START Source material

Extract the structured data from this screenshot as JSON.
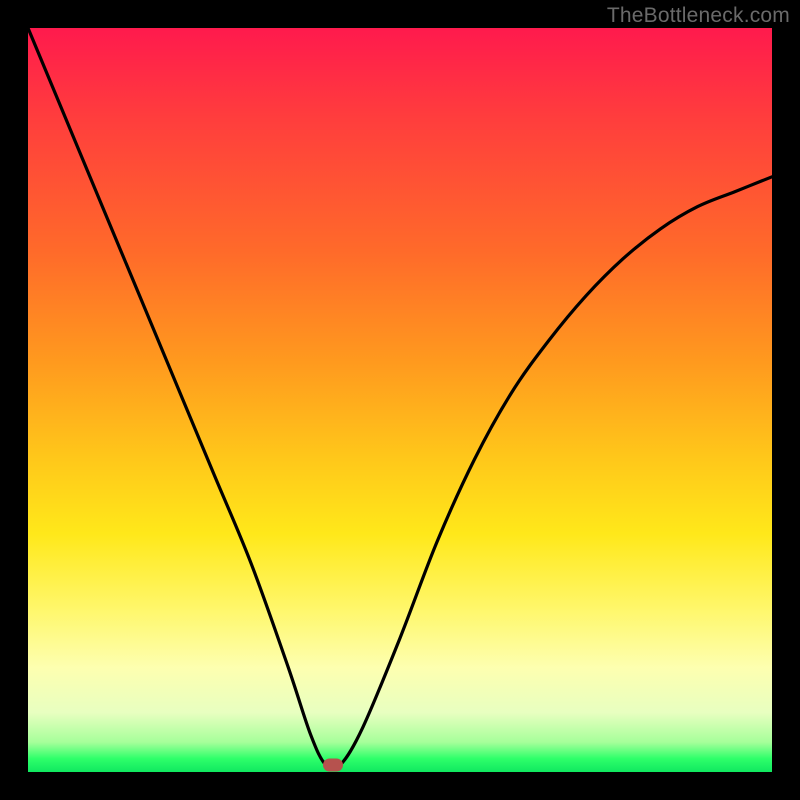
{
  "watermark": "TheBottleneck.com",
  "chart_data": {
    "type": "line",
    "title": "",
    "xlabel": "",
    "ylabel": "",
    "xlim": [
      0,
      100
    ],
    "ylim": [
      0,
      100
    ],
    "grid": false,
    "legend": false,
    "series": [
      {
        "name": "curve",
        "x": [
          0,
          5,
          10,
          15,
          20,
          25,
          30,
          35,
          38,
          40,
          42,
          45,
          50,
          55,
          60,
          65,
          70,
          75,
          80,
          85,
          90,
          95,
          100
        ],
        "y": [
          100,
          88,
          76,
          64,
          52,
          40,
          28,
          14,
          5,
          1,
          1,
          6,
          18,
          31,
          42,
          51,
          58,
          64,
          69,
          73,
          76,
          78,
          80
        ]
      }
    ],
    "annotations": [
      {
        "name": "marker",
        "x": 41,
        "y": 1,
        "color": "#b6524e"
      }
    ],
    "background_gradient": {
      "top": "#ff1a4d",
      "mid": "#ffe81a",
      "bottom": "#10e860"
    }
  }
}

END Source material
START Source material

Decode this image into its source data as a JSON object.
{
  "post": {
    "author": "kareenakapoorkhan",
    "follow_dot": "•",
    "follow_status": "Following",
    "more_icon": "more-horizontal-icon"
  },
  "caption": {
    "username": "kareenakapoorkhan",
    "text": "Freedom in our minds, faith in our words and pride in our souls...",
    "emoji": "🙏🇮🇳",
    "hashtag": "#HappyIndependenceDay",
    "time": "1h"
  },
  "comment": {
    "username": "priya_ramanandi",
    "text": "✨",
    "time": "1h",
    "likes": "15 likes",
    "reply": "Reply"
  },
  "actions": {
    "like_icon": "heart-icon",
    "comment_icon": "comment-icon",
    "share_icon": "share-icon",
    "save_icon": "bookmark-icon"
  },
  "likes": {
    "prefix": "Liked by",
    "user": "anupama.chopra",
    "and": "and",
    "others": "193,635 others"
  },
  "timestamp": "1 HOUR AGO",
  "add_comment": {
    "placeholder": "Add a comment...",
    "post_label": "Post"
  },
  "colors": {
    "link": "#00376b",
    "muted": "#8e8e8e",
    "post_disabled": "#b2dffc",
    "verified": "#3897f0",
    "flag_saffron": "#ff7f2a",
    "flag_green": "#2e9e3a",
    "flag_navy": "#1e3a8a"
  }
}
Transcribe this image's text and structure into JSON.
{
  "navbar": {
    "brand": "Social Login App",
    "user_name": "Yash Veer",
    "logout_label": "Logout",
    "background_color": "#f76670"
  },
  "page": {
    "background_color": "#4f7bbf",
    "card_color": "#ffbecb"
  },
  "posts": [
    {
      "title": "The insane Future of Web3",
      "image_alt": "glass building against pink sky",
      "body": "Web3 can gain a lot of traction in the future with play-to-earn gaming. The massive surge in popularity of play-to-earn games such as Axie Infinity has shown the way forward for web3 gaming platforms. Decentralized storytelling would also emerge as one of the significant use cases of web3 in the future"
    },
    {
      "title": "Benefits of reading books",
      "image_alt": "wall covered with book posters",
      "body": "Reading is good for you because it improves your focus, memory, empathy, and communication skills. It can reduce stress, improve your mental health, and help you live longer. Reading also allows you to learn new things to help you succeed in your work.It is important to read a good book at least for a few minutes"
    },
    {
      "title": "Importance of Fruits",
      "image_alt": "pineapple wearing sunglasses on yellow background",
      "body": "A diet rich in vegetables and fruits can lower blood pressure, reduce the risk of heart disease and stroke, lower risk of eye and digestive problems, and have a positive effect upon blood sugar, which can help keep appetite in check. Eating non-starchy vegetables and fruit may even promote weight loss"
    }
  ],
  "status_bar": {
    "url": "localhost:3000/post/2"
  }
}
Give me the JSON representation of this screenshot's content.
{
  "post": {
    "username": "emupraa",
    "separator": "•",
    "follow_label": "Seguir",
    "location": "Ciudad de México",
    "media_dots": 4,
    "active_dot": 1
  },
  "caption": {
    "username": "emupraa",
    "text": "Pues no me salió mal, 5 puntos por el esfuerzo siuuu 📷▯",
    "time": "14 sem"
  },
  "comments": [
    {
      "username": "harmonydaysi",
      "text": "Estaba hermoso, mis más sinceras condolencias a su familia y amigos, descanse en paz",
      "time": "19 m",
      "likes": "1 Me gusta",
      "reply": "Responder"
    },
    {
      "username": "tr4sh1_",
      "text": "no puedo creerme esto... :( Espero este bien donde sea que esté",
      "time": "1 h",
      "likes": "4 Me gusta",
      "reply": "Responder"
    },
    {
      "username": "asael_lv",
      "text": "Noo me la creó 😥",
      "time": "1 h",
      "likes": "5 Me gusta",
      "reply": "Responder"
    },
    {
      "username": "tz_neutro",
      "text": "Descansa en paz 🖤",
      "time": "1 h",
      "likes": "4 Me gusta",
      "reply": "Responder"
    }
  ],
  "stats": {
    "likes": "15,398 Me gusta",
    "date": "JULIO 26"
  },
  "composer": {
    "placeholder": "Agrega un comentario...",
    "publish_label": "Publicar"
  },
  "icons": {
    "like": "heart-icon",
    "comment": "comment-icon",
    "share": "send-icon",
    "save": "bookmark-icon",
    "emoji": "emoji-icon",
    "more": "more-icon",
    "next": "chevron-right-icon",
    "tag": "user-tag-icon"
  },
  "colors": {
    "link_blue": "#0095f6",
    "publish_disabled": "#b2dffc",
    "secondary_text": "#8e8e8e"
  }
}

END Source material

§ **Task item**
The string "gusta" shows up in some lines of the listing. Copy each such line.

§ **Reply**
      "likes": "1 Me gusta",
      "likes": "4 Me gusta",
      "likes": "5 Me gusta",
      "likes": "4 Me gusta",
    "likes": "15,398 Me gusta",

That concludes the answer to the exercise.